• **Material provided**:
BEGIN
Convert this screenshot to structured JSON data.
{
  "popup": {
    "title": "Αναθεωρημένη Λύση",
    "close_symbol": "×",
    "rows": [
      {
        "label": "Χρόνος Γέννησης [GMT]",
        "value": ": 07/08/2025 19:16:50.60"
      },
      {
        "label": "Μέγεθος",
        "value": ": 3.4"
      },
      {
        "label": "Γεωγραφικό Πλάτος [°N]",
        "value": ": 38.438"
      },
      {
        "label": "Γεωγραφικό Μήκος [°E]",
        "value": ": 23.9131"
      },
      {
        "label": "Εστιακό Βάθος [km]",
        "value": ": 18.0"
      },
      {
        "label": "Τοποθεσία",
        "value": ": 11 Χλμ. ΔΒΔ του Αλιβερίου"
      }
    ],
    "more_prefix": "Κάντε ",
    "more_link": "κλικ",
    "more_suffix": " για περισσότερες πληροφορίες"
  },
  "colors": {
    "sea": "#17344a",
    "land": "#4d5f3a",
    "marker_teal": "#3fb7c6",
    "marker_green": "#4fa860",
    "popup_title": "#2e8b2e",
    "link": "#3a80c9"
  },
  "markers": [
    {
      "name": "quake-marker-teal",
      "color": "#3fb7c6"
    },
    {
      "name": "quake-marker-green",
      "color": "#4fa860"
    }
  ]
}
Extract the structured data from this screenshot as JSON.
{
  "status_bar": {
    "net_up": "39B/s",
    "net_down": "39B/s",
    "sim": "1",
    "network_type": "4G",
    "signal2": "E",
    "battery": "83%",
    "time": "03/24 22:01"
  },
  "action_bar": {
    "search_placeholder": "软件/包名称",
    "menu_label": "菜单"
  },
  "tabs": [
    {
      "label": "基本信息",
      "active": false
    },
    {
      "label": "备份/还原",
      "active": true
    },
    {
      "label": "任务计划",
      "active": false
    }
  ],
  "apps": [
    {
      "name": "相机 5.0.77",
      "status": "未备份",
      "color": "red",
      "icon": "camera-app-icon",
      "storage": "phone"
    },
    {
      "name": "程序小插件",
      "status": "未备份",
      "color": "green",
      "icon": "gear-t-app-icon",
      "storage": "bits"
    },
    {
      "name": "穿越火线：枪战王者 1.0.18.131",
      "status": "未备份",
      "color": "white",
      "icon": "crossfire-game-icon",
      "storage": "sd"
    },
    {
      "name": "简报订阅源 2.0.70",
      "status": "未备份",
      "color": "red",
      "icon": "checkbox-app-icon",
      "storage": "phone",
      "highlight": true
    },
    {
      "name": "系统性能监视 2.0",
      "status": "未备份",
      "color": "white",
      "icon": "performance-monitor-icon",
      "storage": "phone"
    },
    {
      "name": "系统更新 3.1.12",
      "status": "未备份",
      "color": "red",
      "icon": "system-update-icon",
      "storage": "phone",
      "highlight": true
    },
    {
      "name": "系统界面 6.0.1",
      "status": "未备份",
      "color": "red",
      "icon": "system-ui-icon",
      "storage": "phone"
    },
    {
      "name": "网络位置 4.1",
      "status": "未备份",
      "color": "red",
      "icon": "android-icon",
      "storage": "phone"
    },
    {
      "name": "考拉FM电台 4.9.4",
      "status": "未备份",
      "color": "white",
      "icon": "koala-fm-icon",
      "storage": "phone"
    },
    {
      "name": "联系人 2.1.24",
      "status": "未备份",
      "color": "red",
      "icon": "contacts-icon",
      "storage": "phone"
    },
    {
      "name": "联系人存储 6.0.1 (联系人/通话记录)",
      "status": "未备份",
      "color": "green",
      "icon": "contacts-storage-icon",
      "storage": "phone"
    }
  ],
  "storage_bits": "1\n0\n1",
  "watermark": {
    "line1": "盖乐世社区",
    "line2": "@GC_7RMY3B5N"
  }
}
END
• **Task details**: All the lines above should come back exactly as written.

• **Worked solution**:
Convert this screenshot to structured JSON data.
{
  "popup": {
    "title": "Αναθεωρημένη Λύση",
    "close_symbol": "×",
    "rows": [
      {
        "label": "Χρόνος Γέννησης [GMT]",
        "value": ": 07/08/2025 19:16:50.60"
      },
      {
        "label": "Μέγεθος",
        "value": ": 3.4"
      },
      {
        "label": "Γεωγραφικό Πλάτος [°N]",
        "value": ": 38.438"
      },
      {
        "label": "Γεωγραφικό Μήκος [°E]",
        "value": ": 23.9131"
      },
      {
        "label": "Εστιακό Βάθος [km]",
        "value": ": 18.0"
      },
      {
        "label": "Τοποθεσία",
        "value": ": 11 Χλμ. ΔΒΔ του Αλιβερίου"
      }
    ],
    "more_prefix": "Κάντε ",
    "more_link": "κλικ",
    "more_suffix": " για περισσότερες πληροφορίες"
  },
  "colors": {
    "sea": "#17344a",
    "land": "#4d5f3a",
    "marker_teal": "#3fb7c6",
    "marker_green": "#4fa860",
    "popup_title": "#2e8b2e",
    "link": "#3a80c9"
  },
  "markers": [
    {
      "name": "quake-marker-teal",
      "color": "#3fb7c6"
    },
    {
      "name": "quake-marker-green",
      "color": "#4fa860"
    }
  ]
}
Extract the structured data from this screenshot as JSON.
{
  "status_bar": {
    "net_up": "39B/s",
    "net_down": "39B/s",
    "sim": "1",
    "network_type": "4G",
    "signal2": "E",
    "battery": "83%",
    "time": "03/24 22:01"
  },
  "action_bar": {
    "search_placeholder": "软件/包名称",
    "menu_label": "菜单"
  },
  "tabs": [
    {
      "label": "基本信息",
      "active": false
    },
    {
      "label": "备份/还原",
      "active": true
    },
    {
      "label": "任务计划",
      "active": false
    }
  ],
  "apps": [
    {
      "name": "相机 5.0.77",
      "status": "未备份",
      "color": "red",
      "icon": "camera-app-icon",
      "storage": "phone"
    },
    {
      "name": "程序小插件",
      "status": "未备份",
      "color": "green",
      "icon": "gear-t-app-icon",
      "storage": "bits"
    },
    {
      "name": "穿越火线：枪战王者 1.0.18.131",
      "status": "未备份",
      "color": "white",
      "icon": "crossfire-game-icon",
      "storage": "sd"
    },
    {
      "name": "简报订阅源 2.0.70",
      "status": "未备份",
      "color": "red",
      "icon": "checkbox-app-icon",
      "storage": "phone",
      "highlight": true
    },
    {
      "name": "系统性能监视 2.0",
      "status": "未备份",
      "color": "white",
      "icon": "performance-monitor-icon",
      "storage": "phone"
    },
    {
      "name": "系统更新 3.1.12",
      "status": "未备份",
      "color": "red",
      "icon": "system-update-icon",
      "storage": "phone",
      "highlight": true
    },
    {
      "name": "系统界面 6.0.1",
      "status": "未备份",
      "color": "red",
      "icon": "system-ui-icon",
      "storage": "phone"
    },
    {
      "name": "网络位置 4.1",
      "status": "未备份",
      "color": "red",
      "icon": "android-icon",
      "storage": "phone"
    },
    {
      "name": "考拉FM电台 4.9.4",
      "status": "未备份",
      "color": "white",
      "icon": "koala-fm-icon",
      "storage": "phone"
    },
    {
      "name": "联系人 2.1.24",
      "status": "未备份",
      "color": "red",
      "icon": "contacts-icon",
      "storage": "phone"
    },
    {
      "name": "联系人存储 6.0.1 (联系人/通话记录)",
      "status": "未备份",
      "color": "green",
      "icon": "contacts-storage-icon",
      "storage": "phone"
    }
  ],
  "storage_bits": "1\n0\n1",
  "watermark": {
    "line1": "盖乐世社区",
    "line2": "@GC_7RMY3B5N"
  }
}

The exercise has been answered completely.